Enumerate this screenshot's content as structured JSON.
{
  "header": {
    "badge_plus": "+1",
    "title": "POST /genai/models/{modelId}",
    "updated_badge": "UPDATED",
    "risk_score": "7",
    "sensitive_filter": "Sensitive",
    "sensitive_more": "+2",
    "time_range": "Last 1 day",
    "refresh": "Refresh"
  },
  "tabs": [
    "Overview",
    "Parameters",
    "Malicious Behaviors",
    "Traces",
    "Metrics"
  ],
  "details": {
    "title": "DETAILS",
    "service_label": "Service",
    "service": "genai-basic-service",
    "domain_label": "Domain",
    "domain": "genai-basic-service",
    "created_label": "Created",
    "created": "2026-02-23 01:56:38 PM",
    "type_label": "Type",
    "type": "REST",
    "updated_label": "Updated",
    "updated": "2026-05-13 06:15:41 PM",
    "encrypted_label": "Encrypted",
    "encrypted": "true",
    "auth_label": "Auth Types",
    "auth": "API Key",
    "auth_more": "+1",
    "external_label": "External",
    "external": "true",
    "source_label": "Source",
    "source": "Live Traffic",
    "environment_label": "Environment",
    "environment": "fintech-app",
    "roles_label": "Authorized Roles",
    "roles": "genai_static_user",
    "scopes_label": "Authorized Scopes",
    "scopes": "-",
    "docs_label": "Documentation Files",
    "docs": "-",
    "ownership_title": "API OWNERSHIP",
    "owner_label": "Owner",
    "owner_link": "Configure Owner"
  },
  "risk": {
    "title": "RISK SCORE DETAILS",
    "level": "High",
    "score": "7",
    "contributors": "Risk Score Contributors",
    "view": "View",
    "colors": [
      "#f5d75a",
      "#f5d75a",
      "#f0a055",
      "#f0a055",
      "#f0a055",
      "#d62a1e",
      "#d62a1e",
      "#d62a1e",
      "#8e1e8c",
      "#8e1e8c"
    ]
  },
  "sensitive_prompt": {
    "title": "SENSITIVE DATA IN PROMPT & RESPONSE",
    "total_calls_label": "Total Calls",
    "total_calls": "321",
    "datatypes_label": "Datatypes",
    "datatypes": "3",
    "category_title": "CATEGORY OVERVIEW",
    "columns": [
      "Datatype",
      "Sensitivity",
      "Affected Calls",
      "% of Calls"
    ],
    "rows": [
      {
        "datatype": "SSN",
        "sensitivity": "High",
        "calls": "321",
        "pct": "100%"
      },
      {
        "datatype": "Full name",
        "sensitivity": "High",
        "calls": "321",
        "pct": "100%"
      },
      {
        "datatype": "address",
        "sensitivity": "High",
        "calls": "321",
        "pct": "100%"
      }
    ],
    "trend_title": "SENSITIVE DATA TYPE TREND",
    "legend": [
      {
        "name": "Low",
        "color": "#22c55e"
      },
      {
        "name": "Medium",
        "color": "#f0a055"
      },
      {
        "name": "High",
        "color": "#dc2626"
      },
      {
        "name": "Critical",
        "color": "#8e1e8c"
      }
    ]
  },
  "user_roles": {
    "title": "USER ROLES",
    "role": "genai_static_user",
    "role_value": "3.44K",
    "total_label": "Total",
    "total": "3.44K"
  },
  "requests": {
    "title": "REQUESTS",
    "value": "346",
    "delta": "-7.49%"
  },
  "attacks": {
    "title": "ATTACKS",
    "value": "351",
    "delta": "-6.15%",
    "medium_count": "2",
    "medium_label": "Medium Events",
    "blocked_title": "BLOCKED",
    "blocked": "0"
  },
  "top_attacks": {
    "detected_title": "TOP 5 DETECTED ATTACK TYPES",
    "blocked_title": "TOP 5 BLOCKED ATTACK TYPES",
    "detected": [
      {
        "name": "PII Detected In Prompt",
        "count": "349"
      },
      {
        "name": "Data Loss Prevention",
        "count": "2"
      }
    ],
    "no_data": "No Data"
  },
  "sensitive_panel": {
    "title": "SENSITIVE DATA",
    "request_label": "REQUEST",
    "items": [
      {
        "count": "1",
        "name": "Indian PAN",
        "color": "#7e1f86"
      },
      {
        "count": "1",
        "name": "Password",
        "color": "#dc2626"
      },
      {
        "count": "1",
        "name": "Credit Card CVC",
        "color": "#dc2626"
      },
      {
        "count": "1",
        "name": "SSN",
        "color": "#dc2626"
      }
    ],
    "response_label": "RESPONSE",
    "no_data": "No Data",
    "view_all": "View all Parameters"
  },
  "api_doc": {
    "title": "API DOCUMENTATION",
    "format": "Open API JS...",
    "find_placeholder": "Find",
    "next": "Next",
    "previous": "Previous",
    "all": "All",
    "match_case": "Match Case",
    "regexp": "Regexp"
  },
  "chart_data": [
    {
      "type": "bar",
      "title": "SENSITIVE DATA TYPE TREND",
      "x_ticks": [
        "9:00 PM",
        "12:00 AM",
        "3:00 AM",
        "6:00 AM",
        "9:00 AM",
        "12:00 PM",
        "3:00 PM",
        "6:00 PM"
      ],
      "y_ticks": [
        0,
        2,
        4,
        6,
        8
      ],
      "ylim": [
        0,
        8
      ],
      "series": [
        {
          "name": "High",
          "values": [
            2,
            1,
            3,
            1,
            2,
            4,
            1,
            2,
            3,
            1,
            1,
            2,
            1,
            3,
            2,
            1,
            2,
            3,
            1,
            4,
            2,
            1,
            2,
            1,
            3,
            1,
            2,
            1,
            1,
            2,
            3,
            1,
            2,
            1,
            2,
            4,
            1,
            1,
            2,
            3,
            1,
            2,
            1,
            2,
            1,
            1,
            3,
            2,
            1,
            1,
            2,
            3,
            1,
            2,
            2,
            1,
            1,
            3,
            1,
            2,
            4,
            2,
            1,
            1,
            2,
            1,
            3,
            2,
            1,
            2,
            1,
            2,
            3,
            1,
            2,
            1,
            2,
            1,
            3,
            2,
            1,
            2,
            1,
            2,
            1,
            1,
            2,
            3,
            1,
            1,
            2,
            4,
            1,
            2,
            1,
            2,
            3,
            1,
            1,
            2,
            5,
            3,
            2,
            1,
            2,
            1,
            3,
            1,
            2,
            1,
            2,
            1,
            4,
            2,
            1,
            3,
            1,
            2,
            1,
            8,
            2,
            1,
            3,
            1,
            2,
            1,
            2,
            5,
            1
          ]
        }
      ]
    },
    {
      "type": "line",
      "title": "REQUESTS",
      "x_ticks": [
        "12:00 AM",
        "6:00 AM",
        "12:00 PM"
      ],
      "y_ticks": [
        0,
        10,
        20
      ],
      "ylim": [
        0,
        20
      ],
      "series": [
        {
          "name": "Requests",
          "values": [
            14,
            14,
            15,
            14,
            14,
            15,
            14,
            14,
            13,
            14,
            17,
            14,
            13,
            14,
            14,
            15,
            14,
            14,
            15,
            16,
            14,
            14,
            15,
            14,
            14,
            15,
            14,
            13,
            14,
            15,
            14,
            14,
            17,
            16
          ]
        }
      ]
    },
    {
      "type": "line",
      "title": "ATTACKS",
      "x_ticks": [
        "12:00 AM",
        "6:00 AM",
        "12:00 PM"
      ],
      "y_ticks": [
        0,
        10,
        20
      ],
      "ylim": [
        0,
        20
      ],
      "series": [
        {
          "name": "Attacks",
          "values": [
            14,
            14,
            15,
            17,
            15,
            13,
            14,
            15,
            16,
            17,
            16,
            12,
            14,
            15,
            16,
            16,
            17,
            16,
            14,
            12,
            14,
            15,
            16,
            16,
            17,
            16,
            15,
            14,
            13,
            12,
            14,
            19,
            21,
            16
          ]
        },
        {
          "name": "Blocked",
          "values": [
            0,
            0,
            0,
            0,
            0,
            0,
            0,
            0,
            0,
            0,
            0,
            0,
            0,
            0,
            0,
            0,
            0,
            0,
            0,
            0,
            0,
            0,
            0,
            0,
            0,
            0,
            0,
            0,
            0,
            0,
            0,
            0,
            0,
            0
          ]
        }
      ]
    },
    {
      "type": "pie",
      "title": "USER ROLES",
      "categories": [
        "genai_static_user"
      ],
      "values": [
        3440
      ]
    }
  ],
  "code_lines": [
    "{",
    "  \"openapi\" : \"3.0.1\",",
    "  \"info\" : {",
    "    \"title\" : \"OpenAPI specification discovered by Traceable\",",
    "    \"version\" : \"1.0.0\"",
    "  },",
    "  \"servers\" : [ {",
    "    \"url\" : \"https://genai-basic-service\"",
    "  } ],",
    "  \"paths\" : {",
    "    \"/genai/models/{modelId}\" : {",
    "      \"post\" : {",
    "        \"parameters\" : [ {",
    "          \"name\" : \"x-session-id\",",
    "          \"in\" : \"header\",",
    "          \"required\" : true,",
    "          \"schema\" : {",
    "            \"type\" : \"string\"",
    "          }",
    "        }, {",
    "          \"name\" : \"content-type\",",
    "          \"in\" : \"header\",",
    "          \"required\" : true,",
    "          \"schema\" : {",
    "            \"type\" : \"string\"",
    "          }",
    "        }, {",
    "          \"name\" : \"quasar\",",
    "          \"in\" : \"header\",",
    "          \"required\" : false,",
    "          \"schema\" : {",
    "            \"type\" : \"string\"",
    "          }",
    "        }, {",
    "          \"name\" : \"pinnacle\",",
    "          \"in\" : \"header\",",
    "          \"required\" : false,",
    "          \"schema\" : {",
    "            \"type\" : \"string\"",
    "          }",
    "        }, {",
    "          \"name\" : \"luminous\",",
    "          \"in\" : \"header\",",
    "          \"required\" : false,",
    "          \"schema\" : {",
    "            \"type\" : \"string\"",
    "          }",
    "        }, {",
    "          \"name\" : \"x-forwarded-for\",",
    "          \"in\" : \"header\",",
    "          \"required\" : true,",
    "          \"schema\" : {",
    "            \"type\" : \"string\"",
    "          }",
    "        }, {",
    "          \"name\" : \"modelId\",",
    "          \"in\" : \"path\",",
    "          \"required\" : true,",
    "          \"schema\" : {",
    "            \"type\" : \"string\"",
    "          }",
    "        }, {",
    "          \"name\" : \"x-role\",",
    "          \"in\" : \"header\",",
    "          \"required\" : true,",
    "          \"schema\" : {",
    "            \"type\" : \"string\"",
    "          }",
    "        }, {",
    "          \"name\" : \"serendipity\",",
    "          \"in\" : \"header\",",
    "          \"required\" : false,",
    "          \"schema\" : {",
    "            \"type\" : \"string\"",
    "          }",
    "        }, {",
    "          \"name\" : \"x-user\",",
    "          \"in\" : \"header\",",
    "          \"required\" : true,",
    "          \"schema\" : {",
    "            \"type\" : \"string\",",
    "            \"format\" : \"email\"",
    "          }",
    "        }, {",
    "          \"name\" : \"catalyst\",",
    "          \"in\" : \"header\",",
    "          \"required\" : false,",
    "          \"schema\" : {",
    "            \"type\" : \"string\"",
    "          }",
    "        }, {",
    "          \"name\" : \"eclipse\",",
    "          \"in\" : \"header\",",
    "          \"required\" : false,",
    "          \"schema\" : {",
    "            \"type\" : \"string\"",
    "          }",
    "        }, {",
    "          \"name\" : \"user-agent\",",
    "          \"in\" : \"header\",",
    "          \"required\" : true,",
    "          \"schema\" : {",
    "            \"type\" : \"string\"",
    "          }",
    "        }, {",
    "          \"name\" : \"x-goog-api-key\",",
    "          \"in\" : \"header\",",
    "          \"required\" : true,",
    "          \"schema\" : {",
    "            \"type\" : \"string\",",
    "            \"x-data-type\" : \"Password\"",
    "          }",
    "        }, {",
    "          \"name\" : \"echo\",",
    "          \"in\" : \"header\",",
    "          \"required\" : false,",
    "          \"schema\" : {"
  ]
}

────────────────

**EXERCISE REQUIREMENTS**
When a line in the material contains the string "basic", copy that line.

**TASK RESULT**
    "service": "genai-basic-service",
    "domain": "genai-basic-service",
    "    \"url\" : \"https://genai-basic-service\"",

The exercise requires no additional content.